The human nature of chemistry curriculum design and development: a Canadian case study
Kulik, Joel J.
This thesis is a case study of the design and development of one Canadian province’s intended Grade 12 Chemistry curriculum. It explores the story associated with its design and development and the lived experiences of the stakeholders involved. The goal is to highlight the dynamic human nature of the curriculum construction process. Specifically, through a case study approach this research identifies several dimensions of the nature of curriculum development considered by Pinar et al. (1995), namely: the “historical, political,…phenomenological, [and] autobiographical” (p. 847). This research determined the factors that influenced this curriculum and the lived experiences of the stakeholders involved. It examined how they reflected on the curriculum process and curriculum product, and investigated the deconstruction/reconstruction processes experienced by some participants. This research helps educators make more informed decisions about designing, developing and implementing curriculum.
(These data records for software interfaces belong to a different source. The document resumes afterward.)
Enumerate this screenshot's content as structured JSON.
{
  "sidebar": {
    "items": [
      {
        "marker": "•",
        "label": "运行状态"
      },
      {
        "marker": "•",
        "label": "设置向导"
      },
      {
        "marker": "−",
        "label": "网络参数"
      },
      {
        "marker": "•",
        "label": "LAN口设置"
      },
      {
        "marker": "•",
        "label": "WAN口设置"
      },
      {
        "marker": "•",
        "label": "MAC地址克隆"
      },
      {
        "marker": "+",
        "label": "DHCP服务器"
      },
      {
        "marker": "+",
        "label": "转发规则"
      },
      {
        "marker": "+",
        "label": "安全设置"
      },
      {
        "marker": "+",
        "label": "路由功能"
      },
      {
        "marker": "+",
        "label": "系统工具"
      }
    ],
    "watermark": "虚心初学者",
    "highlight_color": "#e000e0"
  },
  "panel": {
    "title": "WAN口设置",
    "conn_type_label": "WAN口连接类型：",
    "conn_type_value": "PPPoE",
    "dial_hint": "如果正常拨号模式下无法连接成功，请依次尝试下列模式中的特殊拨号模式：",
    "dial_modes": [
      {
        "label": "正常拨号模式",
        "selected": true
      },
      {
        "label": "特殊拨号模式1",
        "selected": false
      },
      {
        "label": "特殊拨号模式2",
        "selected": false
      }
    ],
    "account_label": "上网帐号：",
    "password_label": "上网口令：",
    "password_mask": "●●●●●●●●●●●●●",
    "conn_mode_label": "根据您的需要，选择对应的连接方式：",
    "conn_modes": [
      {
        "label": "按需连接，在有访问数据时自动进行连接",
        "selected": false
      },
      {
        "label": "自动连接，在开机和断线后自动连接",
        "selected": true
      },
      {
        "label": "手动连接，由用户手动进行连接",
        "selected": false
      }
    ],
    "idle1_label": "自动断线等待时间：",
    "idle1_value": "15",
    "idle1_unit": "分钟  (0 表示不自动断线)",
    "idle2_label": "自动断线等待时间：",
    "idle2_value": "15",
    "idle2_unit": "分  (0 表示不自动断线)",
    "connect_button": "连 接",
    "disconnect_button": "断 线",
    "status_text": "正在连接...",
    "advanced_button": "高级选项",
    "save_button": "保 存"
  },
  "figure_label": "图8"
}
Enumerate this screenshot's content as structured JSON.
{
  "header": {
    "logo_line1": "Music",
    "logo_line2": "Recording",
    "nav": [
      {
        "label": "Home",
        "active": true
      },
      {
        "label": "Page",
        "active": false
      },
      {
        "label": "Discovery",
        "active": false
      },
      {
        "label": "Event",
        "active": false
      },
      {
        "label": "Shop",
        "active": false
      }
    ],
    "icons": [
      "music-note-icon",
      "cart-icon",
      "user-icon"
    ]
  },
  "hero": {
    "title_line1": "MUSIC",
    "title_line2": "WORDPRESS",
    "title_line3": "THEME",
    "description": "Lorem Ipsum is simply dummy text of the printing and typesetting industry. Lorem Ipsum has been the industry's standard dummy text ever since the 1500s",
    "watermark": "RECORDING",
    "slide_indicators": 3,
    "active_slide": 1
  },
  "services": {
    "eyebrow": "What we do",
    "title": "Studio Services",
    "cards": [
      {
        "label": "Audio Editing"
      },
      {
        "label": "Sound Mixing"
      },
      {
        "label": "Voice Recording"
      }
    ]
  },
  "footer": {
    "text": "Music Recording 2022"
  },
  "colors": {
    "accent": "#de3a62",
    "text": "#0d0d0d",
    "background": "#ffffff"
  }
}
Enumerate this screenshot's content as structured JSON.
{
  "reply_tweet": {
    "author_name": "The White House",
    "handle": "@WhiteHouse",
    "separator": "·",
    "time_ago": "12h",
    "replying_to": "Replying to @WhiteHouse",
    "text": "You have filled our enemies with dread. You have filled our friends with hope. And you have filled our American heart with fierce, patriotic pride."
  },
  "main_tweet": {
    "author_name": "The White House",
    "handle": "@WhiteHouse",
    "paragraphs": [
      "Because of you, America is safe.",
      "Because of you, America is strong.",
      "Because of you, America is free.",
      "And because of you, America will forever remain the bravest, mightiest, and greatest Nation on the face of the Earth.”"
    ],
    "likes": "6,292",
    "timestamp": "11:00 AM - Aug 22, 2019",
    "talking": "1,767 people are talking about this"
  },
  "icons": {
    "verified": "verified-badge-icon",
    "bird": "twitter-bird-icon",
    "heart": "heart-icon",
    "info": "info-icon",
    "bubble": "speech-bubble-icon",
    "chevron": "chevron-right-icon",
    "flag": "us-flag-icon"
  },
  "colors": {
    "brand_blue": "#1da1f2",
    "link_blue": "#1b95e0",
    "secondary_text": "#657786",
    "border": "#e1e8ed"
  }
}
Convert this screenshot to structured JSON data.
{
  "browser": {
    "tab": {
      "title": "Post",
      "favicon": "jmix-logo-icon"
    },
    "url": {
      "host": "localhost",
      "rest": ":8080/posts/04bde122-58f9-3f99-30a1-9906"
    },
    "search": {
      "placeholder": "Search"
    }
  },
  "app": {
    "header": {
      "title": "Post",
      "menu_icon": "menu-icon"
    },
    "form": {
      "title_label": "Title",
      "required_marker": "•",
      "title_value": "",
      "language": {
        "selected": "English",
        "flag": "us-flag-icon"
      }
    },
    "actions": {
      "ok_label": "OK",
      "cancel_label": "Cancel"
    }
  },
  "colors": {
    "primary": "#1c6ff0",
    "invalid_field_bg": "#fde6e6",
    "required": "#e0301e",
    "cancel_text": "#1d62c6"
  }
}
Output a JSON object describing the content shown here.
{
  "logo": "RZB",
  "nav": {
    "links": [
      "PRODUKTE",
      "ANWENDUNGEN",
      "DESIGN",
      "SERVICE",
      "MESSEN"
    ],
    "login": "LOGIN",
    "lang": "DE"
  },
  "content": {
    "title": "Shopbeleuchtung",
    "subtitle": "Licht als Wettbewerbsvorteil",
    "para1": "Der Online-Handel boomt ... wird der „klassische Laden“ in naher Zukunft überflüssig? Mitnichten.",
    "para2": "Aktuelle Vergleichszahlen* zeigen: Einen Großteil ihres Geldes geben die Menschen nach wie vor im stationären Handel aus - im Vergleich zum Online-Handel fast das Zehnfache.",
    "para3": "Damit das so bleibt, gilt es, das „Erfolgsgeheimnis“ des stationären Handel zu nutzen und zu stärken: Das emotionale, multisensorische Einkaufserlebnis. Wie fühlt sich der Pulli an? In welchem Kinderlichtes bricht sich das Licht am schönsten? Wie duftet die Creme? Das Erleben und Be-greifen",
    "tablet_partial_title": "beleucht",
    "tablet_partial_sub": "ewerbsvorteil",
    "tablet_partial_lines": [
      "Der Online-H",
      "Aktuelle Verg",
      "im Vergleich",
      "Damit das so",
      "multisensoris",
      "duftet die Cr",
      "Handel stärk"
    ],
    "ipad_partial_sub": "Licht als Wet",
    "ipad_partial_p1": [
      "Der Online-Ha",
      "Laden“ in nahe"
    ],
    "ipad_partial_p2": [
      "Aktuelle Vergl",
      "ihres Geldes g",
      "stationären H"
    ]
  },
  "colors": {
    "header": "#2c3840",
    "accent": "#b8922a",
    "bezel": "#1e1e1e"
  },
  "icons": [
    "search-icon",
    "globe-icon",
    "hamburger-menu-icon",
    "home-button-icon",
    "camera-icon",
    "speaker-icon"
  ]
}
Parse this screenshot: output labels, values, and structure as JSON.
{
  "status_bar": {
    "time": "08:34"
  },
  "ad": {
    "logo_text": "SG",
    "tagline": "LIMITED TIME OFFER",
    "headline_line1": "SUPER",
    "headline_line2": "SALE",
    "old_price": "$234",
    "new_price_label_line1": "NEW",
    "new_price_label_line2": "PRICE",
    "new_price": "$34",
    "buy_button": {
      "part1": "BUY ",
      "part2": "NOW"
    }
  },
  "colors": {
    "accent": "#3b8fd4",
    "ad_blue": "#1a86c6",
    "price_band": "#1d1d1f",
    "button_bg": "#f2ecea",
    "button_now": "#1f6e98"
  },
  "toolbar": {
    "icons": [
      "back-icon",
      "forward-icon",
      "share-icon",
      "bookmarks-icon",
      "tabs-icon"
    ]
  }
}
chemistry, curriculum, curriculum design, curriculum development, chemistry curriculum, chemistry curriculum development, human nature, humanity, human dynamics, chemistry education, chemistry teaching, chemistry learning, curriculum construction, curriculum process, curriculum development process, development team, tensionality, tension, influences on curriculum, factors that influence curriculum, lived experiences, stakeholders, historical, phenomenological, phenomenology, autobiography, autobiographical, political, politics, political factors, deconstruction, reconstruction